If you’re like most people in the West, especially the United States, you think martial arts. You might picture the signs outside of martial arts studios, or maybe Neo waking up from his virtual training session in The Matrix saying, “I know kung fu.”
But what is kung fu really? Well, kung fu is actually a compound of two Chinese words
“gōng,” meaning work, merit, or achievement
and “fū,” meaning man.
Translated literally, the phrase means “achievement of man,” and indeed in ancient Chinese culture, it was used to refer to the general ability to cultivate energy and patience in order to accomplish some sort of task or acquire some knowledge or skill. While it could apply to martial arts, it could just as easily refer to any other type of study that takes time and discipline, such as cooking or calligraphy or playing music.
In its original connotation, the word beautifully articulates the long and arduous process of strengthening one’s body and mind and honing one’s ability. Someone with good kung fu is able to apply his or herself in order to become better and more adept, while someone with bad kung fu is not as focused or as motivated.
Unfortunately, this original meaning got warped in the West by poorly translated movie subtitles or dubbing. And it didn’t stop there–the Oxford English Dictionary even defines kung fu as “a primarily unarmed Chinese martial art resembling karate.”
This brings me to a larger point about the misconceptions we Westerners have about Asian culture and martial arts in general.
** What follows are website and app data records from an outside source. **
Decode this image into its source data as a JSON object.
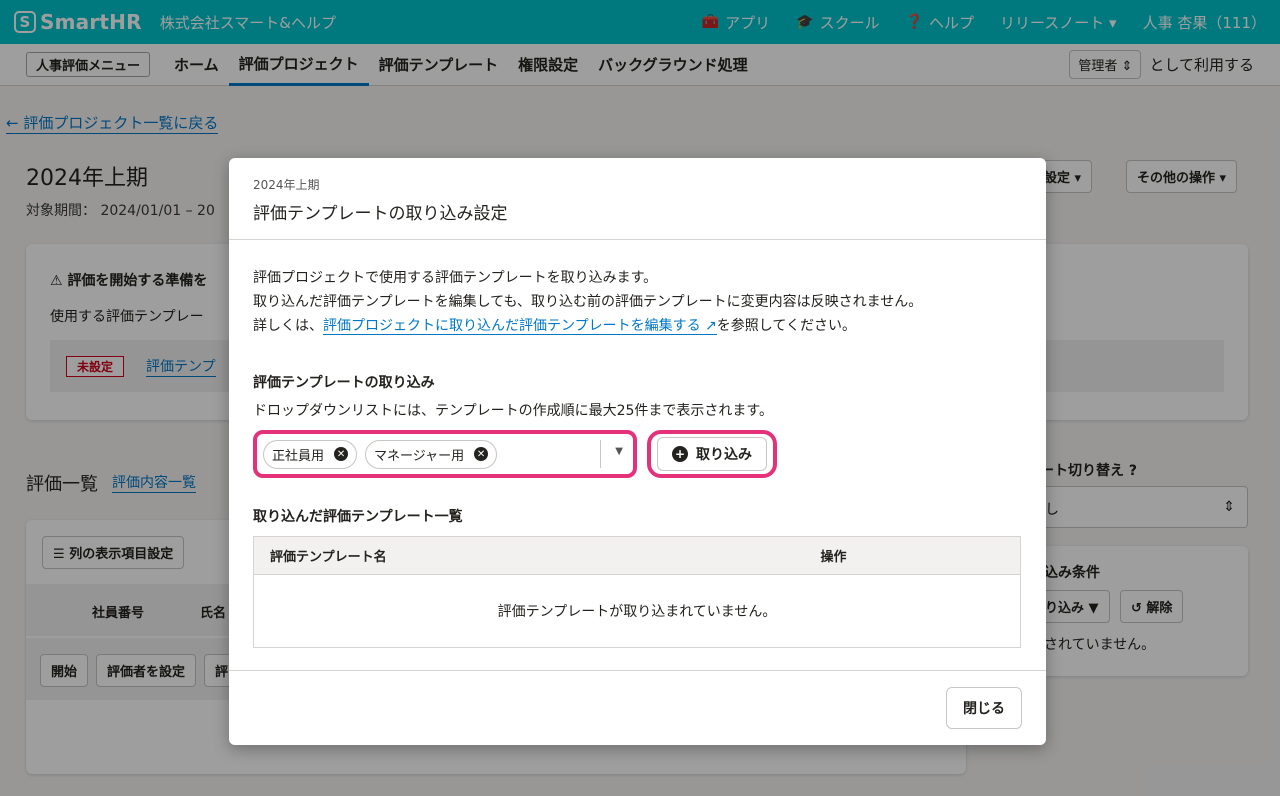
{
  "header": {
    "logo": "SmartHR",
    "company": "株式会社スマート&ヘルプ",
    "nav": [
      {
        "icon": "toolbox-icon",
        "label": "アプリ"
      },
      {
        "icon": "graduation-cap-icon",
        "label": "スクール"
      },
      {
        "icon": "help-circle-icon",
        "label": "ヘルプ"
      },
      {
        "icon": "",
        "label": "リリースノート ▾"
      }
    ],
    "user": "人事 杏果（111）"
  },
  "subnav": {
    "menu": "人事評価メニュー",
    "tabs": [
      "ホーム",
      "評価プロジェクト",
      "評価テンプレート",
      "権限設定",
      "バックグラウンド処理"
    ],
    "active_tab": "評価プロジェクト",
    "role_value": "管理者",
    "role_suffix": "として利用する"
  },
  "page": {
    "back": "評価プロジェクト一覧に戻る",
    "title": "2024年上期",
    "period": "対象期間： 2024/01/01 – 20",
    "btn_mail": "ル設定 ▾",
    "btn_other": "その他の操作 ▾",
    "notice_title": "評価を開始する準備を",
    "notice_body": "使用する評価テンプレー",
    "badge": "未設定",
    "badge_link": "評価テンプ",
    "list_title": "評価一覧",
    "list_link": "評価内容一覧",
    "col_btn": "列の表示項目設定",
    "col_emp": "社員番号",
    "col_name": "氏名",
    "act_start": "開始",
    "act_set": "評価者を設定",
    "act_more": "評",
    "side_label": "ート切り替え",
    "side_select": "し",
    "side_cond": "込み条件",
    "side_filter": "り込み",
    "side_clear": "解除",
    "side_empty": "されていません。"
  },
  "modal": {
    "subtitle": "2024年上期",
    "title": "評価テンプレートの取り込み設定",
    "desc1": "評価プロジェクトで使用する評価テンプレートを取り込みます。",
    "desc2": "取り込んだ評価テンプレートを編集しても、取り込む前の評価テンプレートに変更内容は反映されません。",
    "desc3_pre": "詳しくは、",
    "desc3_link": "評価プロジェクトに取り込んだ評価テンプレートを編集する",
    "desc3_post": "を参照してください。",
    "import_title": "評価テンプレートの取り込み",
    "import_desc": "ドロップダウンリストには、テンプレートの作成順に最大25件まで表示されます。",
    "chips": [
      "正社員用",
      "マネージャー用"
    ],
    "import_button": "取り込み",
    "list_title": "取り込んだ評価テンプレート一覧",
    "col_name": "評価テンプレート名",
    "col_action": "操作",
    "empty": "評価テンプレートが取り込まれていません。",
    "close": "閉じる"
  },
  "colors": {
    "brand": "#00c4cc",
    "link": "#0077c7",
    "highlight": "#e4317a"
  }
}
We tend to think of martial arts as an exotic form of fighting existing primarily in China (Kung Fu), Japan (Karate), and Korea (Tae Kwan Do). The truth, however, is that people having been fighting with fists since we crawled out of caves thousands of years ago. All sorts of ancient cultures on continents all over the planet have developed unique fighting styles. What’s more, what we think of as Chinese kung fu was actually heavily influenced by fighting systems in India, which in turn was inspired by Roman gladiators.
The moral of the story is that the history of martial arts and the cultural history of China is much more complex than we often realize, and those of us interested in devoting time and energy towards the practice of martial arts (those of us with good kung fu, you could say) would do well to appreciate the nuances of that which we are engaging with.